App and web page records:
== Segment start ==

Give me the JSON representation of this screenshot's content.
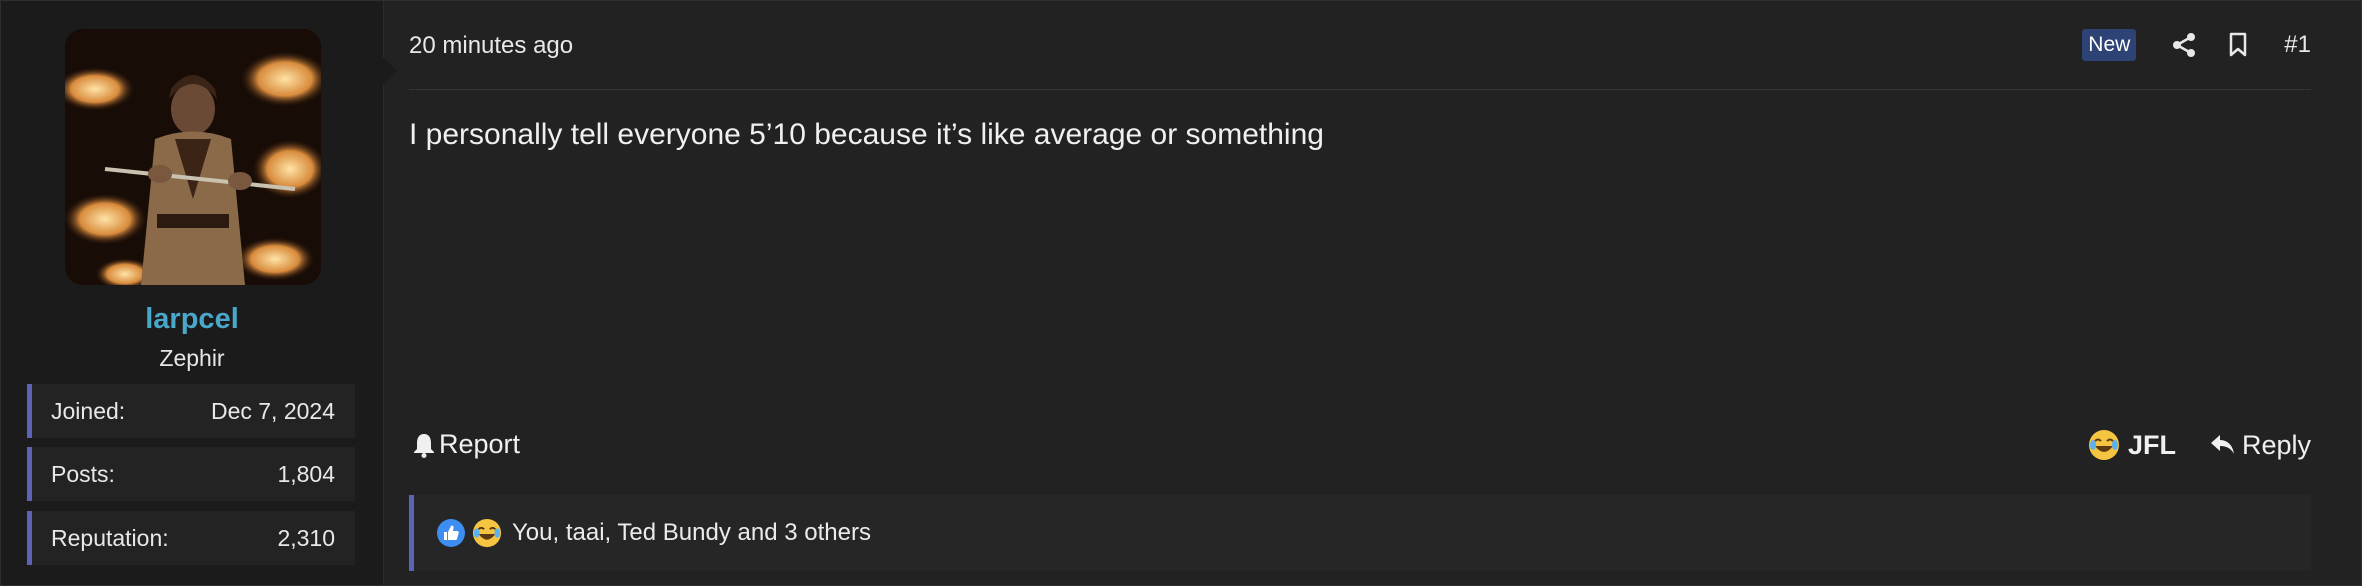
{
  "user": {
    "name": "larpcel",
    "title": "Zephir",
    "stats": [
      {
        "label": "Joined:",
        "value": "Dec 7, 2024"
      },
      {
        "label": "Posts:",
        "value": "1,804"
      },
      {
        "label": "Reputation:",
        "value": "2,310"
      }
    ]
  },
  "post": {
    "timestamp": "20 minutes ago",
    "badge": "New",
    "number": "#1",
    "message": "I personally tell everyone 5’10 because it’s like average or something"
  },
  "actions": {
    "report_label": "Report",
    "reaction_label": "JFL",
    "reply_label": "Reply"
  },
  "reactions": {
    "icons": [
      "like-icon",
      "laugh-icon"
    ],
    "summary": "You, taai, Ted Bundy and 3 others"
  },
  "colors": {
    "username": "#4aa7c9",
    "accent_bar": "#5c63b6",
    "badge_bg": "#2d4275",
    "background": "#222222"
  }
}
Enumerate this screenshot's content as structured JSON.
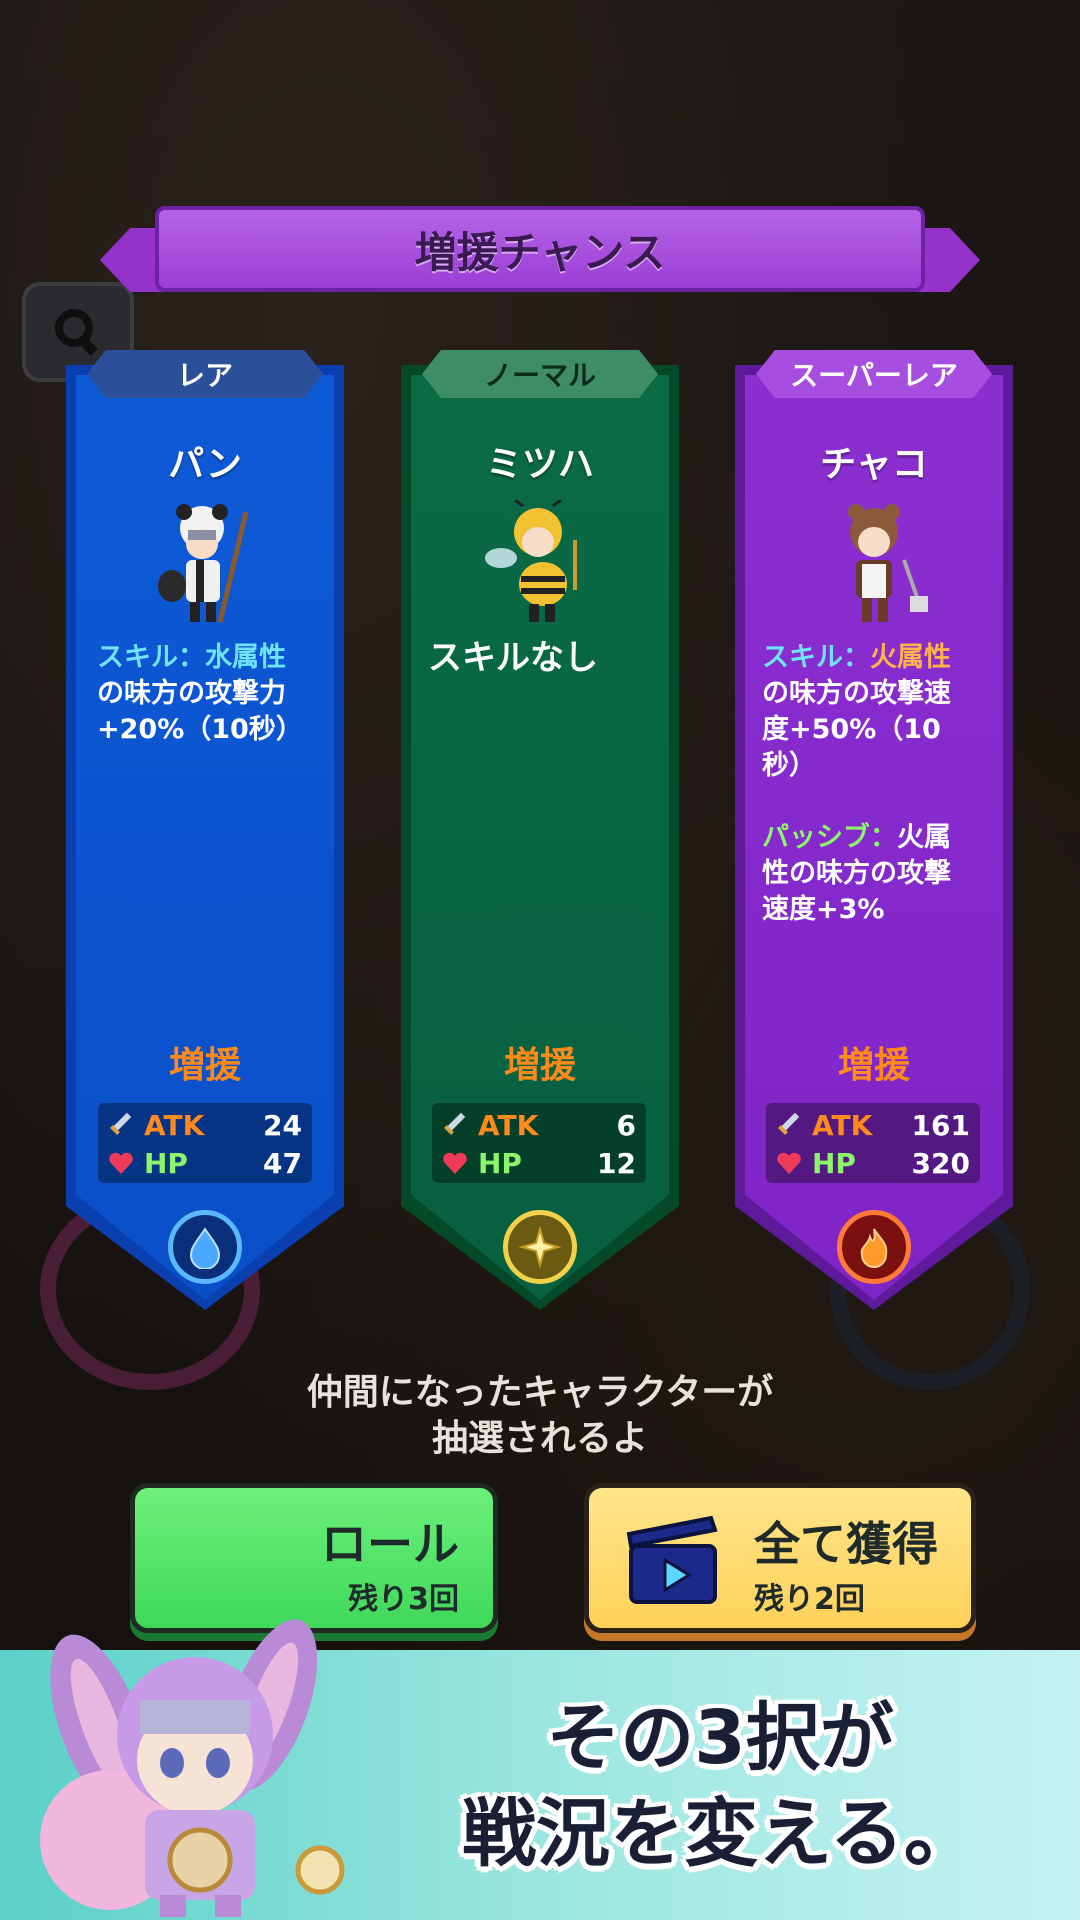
{
  "header": {
    "title": "増援チャンス"
  },
  "search_button": {
    "icon": "search-icon"
  },
  "cards": [
    {
      "rarity": "レア",
      "name": "パン",
      "skill_lines": [
        {
          "parts": [
            {
              "text": "スキル：水属性",
              "style": "hl-blue"
            }
          ]
        },
        {
          "parts": [
            {
              "text": "の味方の攻撃力",
              "style": ""
            }
          ]
        },
        {
          "parts": [
            {
              "text": "+20%（10秒）",
              "style": ""
            }
          ]
        }
      ],
      "reinforce_label": "増援",
      "atk_label": "ATK",
      "atk": "24",
      "hp_label": "HP",
      "hp": "47",
      "element_icon": "water-drop-icon",
      "color": "#0e5ad6"
    },
    {
      "rarity": "ノーマル",
      "name": "ミツハ",
      "skill_lines": [
        {
          "parts": [
            {
              "text": "スキルなし",
              "style": ""
            }
          ]
        }
      ],
      "reinforce_label": "増援",
      "atk_label": "ATK",
      "atk": "6",
      "hp_label": "HP",
      "hp": "12",
      "element_icon": "sparkle-icon",
      "color": "#0a6b45"
    },
    {
      "rarity": "スーパーレア",
      "name": "チャコ",
      "skill_lines": [
        {
          "parts": [
            {
              "text": "スキル：",
              "style": "hl-blue"
            },
            {
              "text": "火属性",
              "style": "hl-orange"
            }
          ]
        },
        {
          "parts": [
            {
              "text": "の味方の攻撃速",
              "style": ""
            }
          ]
        },
        {
          "parts": [
            {
              "text": "度+50%（10",
              "style": ""
            }
          ]
        },
        {
          "parts": [
            {
              "text": "秒）",
              "style": ""
            }
          ]
        },
        {
          "parts": [
            {
              "text": "",
              "style": ""
            }
          ]
        },
        {
          "parts": [
            {
              "text": "パッシブ：",
              "style": "hl-green"
            },
            {
              "text": "火属",
              "style": ""
            }
          ]
        },
        {
          "parts": [
            {
              "text": "性の味方の攻撃",
              "style": ""
            }
          ]
        },
        {
          "parts": [
            {
              "text": "速度+3%",
              "style": ""
            }
          ]
        }
      ],
      "reinforce_label": "増援",
      "atk_label": "ATK",
      "atk": "161",
      "hp_label": "HP",
      "hp": "320",
      "element_icon": "fire-icon",
      "color": "#8b2fd1"
    }
  ],
  "description": "仲間になったキャラクターが\n抽選されるよ",
  "buttons": {
    "reroll": {
      "label": "ロール",
      "sub": "残り3回"
    },
    "get_all": {
      "label": "全て獲得",
      "sub": "残り2回",
      "icon": "video-ad-icon"
    }
  },
  "tagline": {
    "line1": "その3択が",
    "line2": "戦況を変える。"
  },
  "colors": {
    "accent": "#9a3fd6",
    "atk": "#ff8a1c",
    "hp": "#8cf56b",
    "reinforce": "#ff8a1c"
  }
}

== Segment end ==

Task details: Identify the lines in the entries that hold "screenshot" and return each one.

Worked solution:
Give me the JSON representation of this screenshot's content.
Enumerate this screenshot's content as structured JSON.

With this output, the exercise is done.